◆ **Exercise details**
Scan the entries below for "Small" and copy each line that holds it.

··· Information given ···

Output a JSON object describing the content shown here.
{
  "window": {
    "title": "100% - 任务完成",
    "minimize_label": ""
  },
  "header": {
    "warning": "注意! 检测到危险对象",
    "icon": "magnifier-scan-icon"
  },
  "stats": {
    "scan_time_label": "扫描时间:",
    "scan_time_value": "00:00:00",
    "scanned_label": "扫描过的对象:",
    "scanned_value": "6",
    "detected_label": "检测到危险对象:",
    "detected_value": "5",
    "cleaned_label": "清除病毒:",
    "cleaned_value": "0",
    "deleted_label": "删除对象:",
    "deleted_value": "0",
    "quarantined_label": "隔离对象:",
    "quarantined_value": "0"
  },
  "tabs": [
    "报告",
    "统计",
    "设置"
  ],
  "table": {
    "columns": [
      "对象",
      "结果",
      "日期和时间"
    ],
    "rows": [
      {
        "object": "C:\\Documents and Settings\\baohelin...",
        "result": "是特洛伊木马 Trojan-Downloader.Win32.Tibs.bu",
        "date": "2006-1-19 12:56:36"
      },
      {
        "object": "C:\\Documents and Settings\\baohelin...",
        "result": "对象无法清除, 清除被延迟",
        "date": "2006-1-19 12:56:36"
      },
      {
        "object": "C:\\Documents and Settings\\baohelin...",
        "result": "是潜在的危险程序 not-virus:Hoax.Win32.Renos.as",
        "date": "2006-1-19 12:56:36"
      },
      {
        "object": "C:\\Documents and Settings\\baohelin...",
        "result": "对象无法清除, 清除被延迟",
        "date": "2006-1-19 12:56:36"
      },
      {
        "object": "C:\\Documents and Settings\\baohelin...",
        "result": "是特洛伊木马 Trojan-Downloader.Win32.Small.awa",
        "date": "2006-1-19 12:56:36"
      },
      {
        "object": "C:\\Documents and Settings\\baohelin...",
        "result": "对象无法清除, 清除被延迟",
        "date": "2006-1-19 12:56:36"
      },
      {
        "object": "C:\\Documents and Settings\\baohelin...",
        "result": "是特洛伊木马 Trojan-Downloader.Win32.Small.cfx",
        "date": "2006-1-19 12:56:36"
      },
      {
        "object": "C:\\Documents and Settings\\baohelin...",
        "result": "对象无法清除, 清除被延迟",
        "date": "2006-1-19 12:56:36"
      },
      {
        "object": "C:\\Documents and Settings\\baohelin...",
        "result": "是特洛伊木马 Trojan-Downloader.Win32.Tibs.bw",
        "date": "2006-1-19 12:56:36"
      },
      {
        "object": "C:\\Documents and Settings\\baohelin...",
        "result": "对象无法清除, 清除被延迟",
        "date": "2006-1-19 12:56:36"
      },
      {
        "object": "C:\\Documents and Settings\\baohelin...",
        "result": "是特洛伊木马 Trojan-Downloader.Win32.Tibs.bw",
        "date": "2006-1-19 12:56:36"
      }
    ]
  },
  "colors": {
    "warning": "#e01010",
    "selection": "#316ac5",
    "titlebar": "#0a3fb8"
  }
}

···

◆ **Result**
        "result": "是特洛伊木马 Trojan-Downloader.Win32.Small.awa",
        "result": "是特洛伊木马 Trojan-Downloader.Win32.Small.cfx",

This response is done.